28 January 2014
The Heartbeat that Killed
In “The Story of an Hour” by Kate Chopin, the author sheds light on the struggles of marriage and the feelings of imprisonment found within love. Mrs. Mallard, who has existing heart trouble, is wrongly informed of her husband’s death. Although her initial reaction is to weep, she treats this incident as if she is free from a lifelong sentence of unhappiness. Once Richards tells Mrs. Mallard of the tragedy, she goes alone to her room. As she sits in her chair gazing at the outside world, she starts to come alive through the new spring life that is occurring, such as the blooming flowers, and patches of the blue sky showing through the rain. While her sister Josephine crept outside the door believing her sister was putting herself into danger, Mrs. Mallard begins to let her soul free. She then begins to open the door. She is weakened from her newfound joy and collapses into her sister’s arms; together they walk down the stairs to Richards who is waiting for them at the bottom. The front door opens, and Brently Mallard walks through the door alive and unharmed. The author leaves the ending questionable to whether Mrs. Mallard dies of feeling uncontrollable joy or at the sight of Mr. Mallard and her lost freedom.

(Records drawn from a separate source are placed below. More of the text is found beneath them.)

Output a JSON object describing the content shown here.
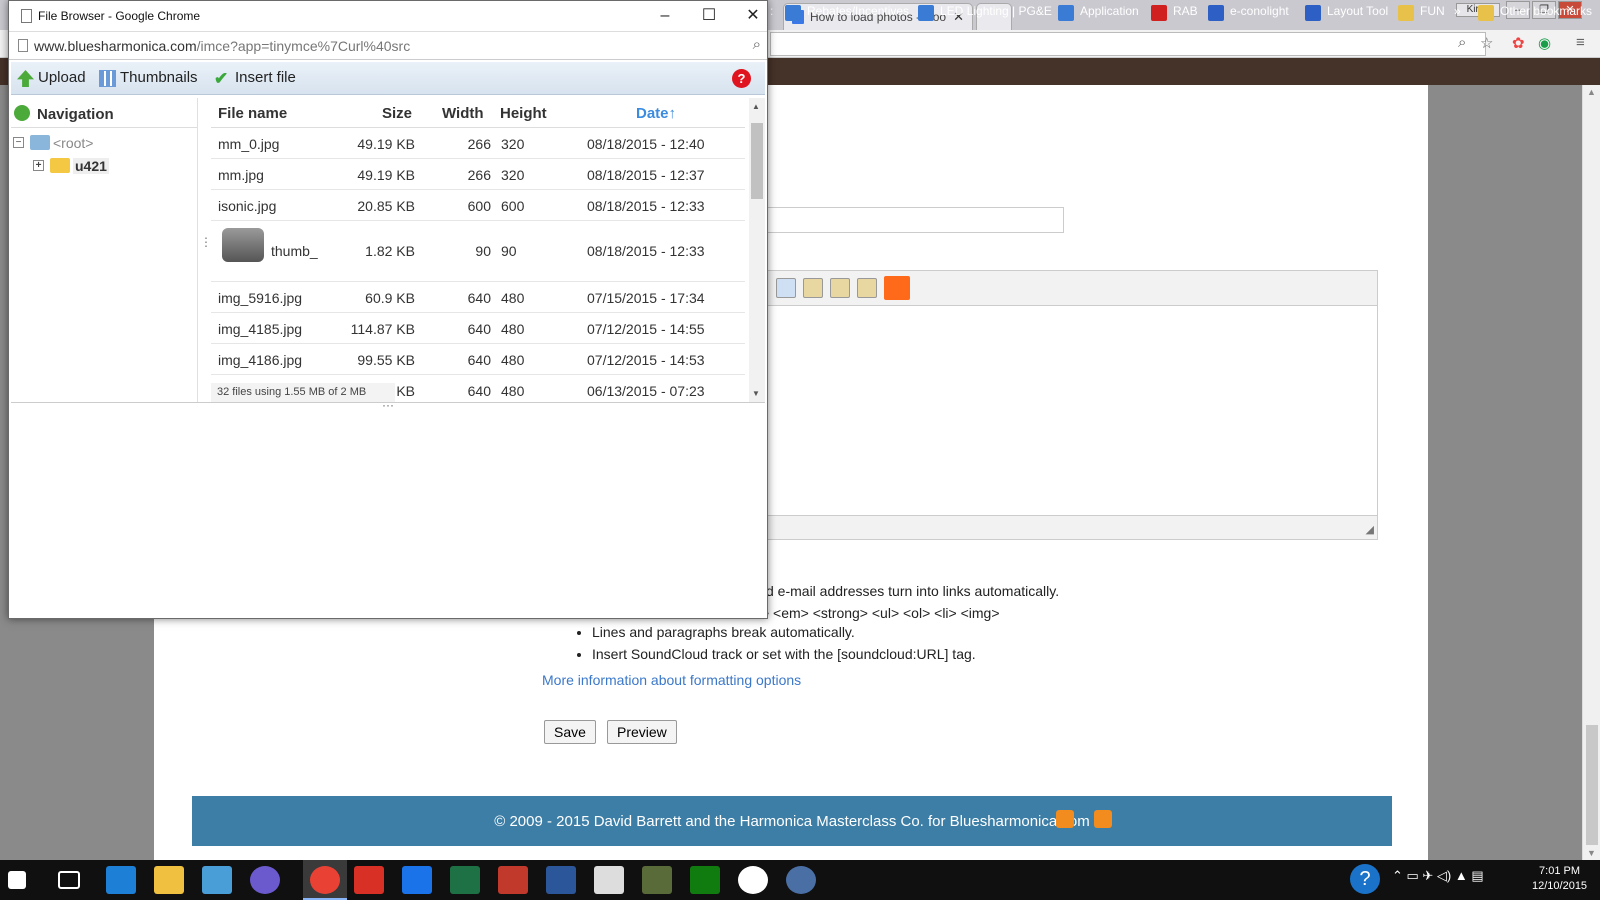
{
  "background_browser": {
    "tab_title": "How to load photos - Goo",
    "profile_name": "Kirya",
    "bookmarks": [
      "Rebates/Incentives",
      "LED Lighting | PG&E",
      "Application",
      "RAB",
      "e-conolight",
      "Layout Tool",
      "FUN",
      "Other bookmarks"
    ],
    "bookmark_overflow": "»"
  },
  "page": {
    "filter_tips": [
      "d e-mail addresses turn into links automatically.",
      "<a> <em> <strong> <ul> <ol> <li> <img>"
    ],
    "tips": [
      "Lines and paragraphs break automatically.",
      "Insert SoundCloud track or set with the [soundcloud:URL] tag."
    ],
    "more_link": "More information about formatting options",
    "save_label": "Save",
    "preview_label": "Preview",
    "footer_text": "© 2009 - 2015 David Barrett and the Harmonica Masterclass Co. for Bluesharmonica.com"
  },
  "popup": {
    "window_title": "File Browser - Google Chrome",
    "url_domain": "www.bluesharmonica.com",
    "url_path": "/imce?app=tinymce%7Curl%40src",
    "toolbar": {
      "upload": "Upload",
      "thumbnails": "Thumbnails",
      "insert": "Insert file",
      "help": "?"
    },
    "navigation": {
      "title": "Navigation",
      "root": "<root>",
      "folder": "u421"
    },
    "columns": {
      "name": "File name",
      "size": "Size",
      "width": "Width",
      "height": "Height",
      "date": "Date↑"
    },
    "files": [
      {
        "name": "mm_0.jpg",
        "size": "49.19 KB",
        "width": "266",
        "height": "320",
        "date": "08/18/2015 - 12:40"
      },
      {
        "name": "mm.jpg",
        "size": "49.19 KB",
        "width": "266",
        "height": "320",
        "date": "08/18/2015 - 12:37"
      },
      {
        "name": "isonic.jpg",
        "size": "20.85 KB",
        "width": "600",
        "height": "600",
        "date": "08/18/2015 - 12:33"
      },
      {
        "name": "thumb_",
        "size": "1.82 KB",
        "width": "90",
        "height": "90",
        "date": "08/18/2015 - 12:33"
      },
      {
        "name": "img_5916.jpg",
        "size": "60.9 KB",
        "width": "640",
        "height": "480",
        "date": "07/15/2015 - 17:34"
      },
      {
        "name": "img_4185.jpg",
        "size": "114.87 KB",
        "width": "640",
        "height": "480",
        "date": "07/12/2015 - 14:55"
      },
      {
        "name": "img_4186.jpg",
        "size": "99.55 KB",
        "width": "640",
        "height": "480",
        "date": "07/12/2015 - 14:53"
      },
      {
        "name": "",
        "size": "KB",
        "width": "640",
        "height": "480",
        "date": "06/13/2015 - 07:23"
      }
    ],
    "status": "32 files using 1.55 MB of 2 MB"
  },
  "taskbar": {
    "time": "7:01 PM",
    "date": "12/10/2015"
  },
  "colors": {
    "footer": "#3d7ea6",
    "link": "#3b78c9",
    "bookmarks_bar": "#453228",
    "toolbar": "#d7e3ef"
  }
}
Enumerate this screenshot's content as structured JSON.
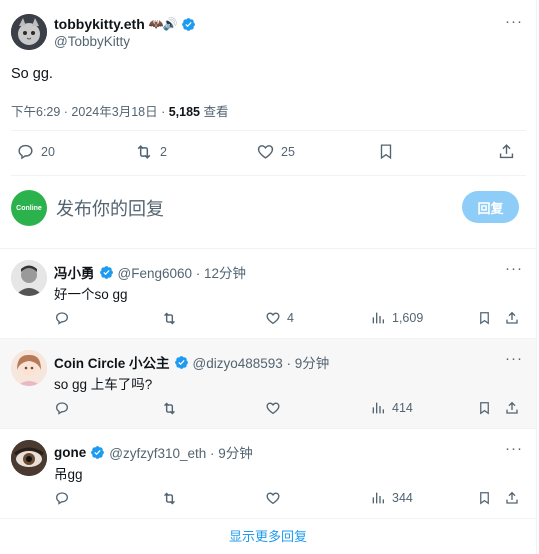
{
  "main_tweet": {
    "name": "tobbykitty.eth",
    "name_emojis": "🦇🔊",
    "handle": "@TobbyKitty",
    "text": "So gg.",
    "time": "下午6:29 · 2024年3月18日 · ",
    "views_count": "5,185",
    "views_label": " 查看",
    "reply_count": "20",
    "retweet_count": "2",
    "like_count": "25"
  },
  "composer": {
    "avatar_text": "Conline",
    "placeholder": "发布你的回复",
    "button_label": "回复"
  },
  "replies": [
    {
      "name": "冯小勇",
      "handle": "@Feng6060 · 12分钟",
      "text": "好一个so gg",
      "replies": "",
      "retweets": "",
      "likes": "4",
      "views": "1,609"
    },
    {
      "name": "Coin Circle 小公主",
      "handle": "@dizyo488593 · 9分钟",
      "text": "so gg 上车了吗?",
      "replies": "",
      "retweets": "",
      "likes": "",
      "views": "414"
    },
    {
      "name": "gone",
      "handle": "@zyfzyf310_eth · 9分钟",
      "text": "吊gg",
      "replies": "",
      "retweets": "",
      "likes": "",
      "views": "344"
    }
  ],
  "show_more": "显示更多回复",
  "colors": {
    "accent": "#1d9bf0",
    "verified": "#1d9bf0",
    "secondary_text": "#536471",
    "reply_button": "#8ecdf8",
    "composer_avatar": "#2bb24c"
  }
}
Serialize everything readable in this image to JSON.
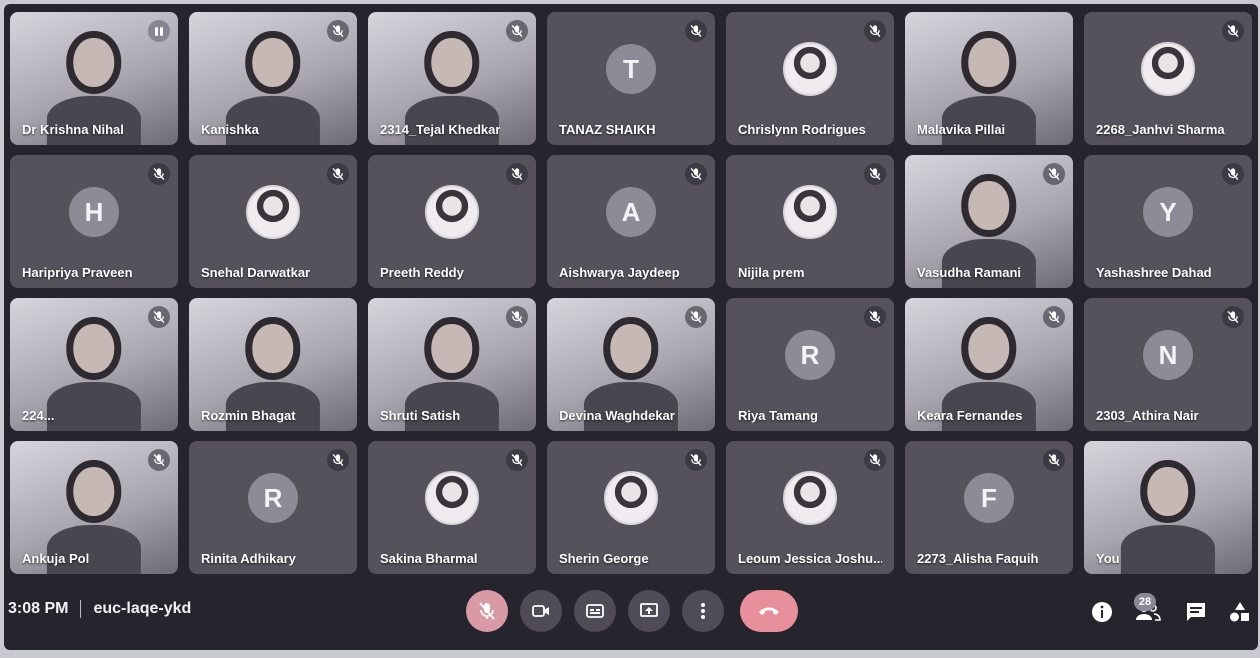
{
  "meeting": {
    "time": "3:08 PM",
    "code": "euc-laqe-ykd"
  },
  "participants_count": "28",
  "participants": [
    {
      "name": "Dr Krishna Nihal",
      "type": "video",
      "mic": "speaking"
    },
    {
      "name": "Kanishka",
      "type": "video",
      "mic": "muted"
    },
    {
      "name": "2314_Tejal Khedkar",
      "type": "video",
      "mic": "muted"
    },
    {
      "name": "TANAZ SHAIKH",
      "type": "initial",
      "initial": "T",
      "mic": "muted"
    },
    {
      "name": "Chrislynn Rodrigues",
      "type": "photo",
      "mic": "muted"
    },
    {
      "name": "Malavika Pillai",
      "type": "video",
      "mic": "none"
    },
    {
      "name": "2268_Janhvi Sharma",
      "type": "photo",
      "mic": "muted"
    },
    {
      "name": "Haripriya Praveen",
      "type": "initial",
      "initial": "H",
      "mic": "muted"
    },
    {
      "name": "Snehal Darwatkar",
      "type": "photo",
      "mic": "muted"
    },
    {
      "name": "Preeth Reddy",
      "type": "photo",
      "mic": "muted"
    },
    {
      "name": "Aishwarya Jaydeep",
      "type": "initial",
      "initial": "A",
      "mic": "muted"
    },
    {
      "name": "Nijila prem",
      "type": "photo",
      "mic": "muted"
    },
    {
      "name": "Vasudha Ramani",
      "type": "video",
      "mic": "muted"
    },
    {
      "name": "Yashashree Dahad",
      "type": "initial",
      "initial": "Y",
      "mic": "muted"
    },
    {
      "name": "224...",
      "type": "video",
      "mic": "muted"
    },
    {
      "name": "Rozmin Bhagat",
      "type": "video",
      "mic": "none"
    },
    {
      "name": "Shruti Satish",
      "type": "video",
      "mic": "muted"
    },
    {
      "name": "Devina Waghdekar",
      "type": "video",
      "mic": "muted"
    },
    {
      "name": "Riya Tamang",
      "type": "initial",
      "initial": "R",
      "mic": "muted"
    },
    {
      "name": "Keara Fernandes",
      "type": "video",
      "mic": "muted"
    },
    {
      "name": "2303_Athira Nair",
      "type": "initial",
      "initial": "N",
      "mic": "muted"
    },
    {
      "name": "Ankuja Pol",
      "type": "video",
      "mic": "muted"
    },
    {
      "name": "Rinita Adhikary",
      "type": "initial",
      "initial": "R",
      "mic": "muted"
    },
    {
      "name": "Sakina Bharmal",
      "type": "photo",
      "mic": "muted"
    },
    {
      "name": "Sherin George",
      "type": "photo",
      "mic": "muted"
    },
    {
      "name": "Leoum Jessica Joshu...",
      "type": "photo",
      "mic": "muted"
    },
    {
      "name": "2273_Alisha Faquih",
      "type": "initial",
      "initial": "F",
      "mic": "muted"
    },
    {
      "name": "You",
      "type": "video",
      "mic": "none"
    }
  ],
  "icons": {
    "controls": [
      "mic-off-icon",
      "camera-icon",
      "captions-icon",
      "present-icon",
      "more-options-icon",
      "end-call-icon"
    ],
    "right": [
      "info-icon",
      "people-icon",
      "chat-icon",
      "activities-icon"
    ]
  }
}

Chopin, Kate. “The Story of an Hour.” Literature for Composition: An Introduction to Literature. Eds. Sylvan Barnet. William Burto. William E. Cain. Paris: Pearson, 2014. 57-58. Print.
Pride And Prejudice, Jane Austin Jane Austin was born in 1775 in Stevenson, Hampshire. Her family wasn't rich but managed to give her a decent education. At fourteen she began to write little plays for home theatricals. She also wrote nonsense story's to entertain her family.After her father's retirement they moved to the town of Bath. She was writing First Impression, now called Pride and ...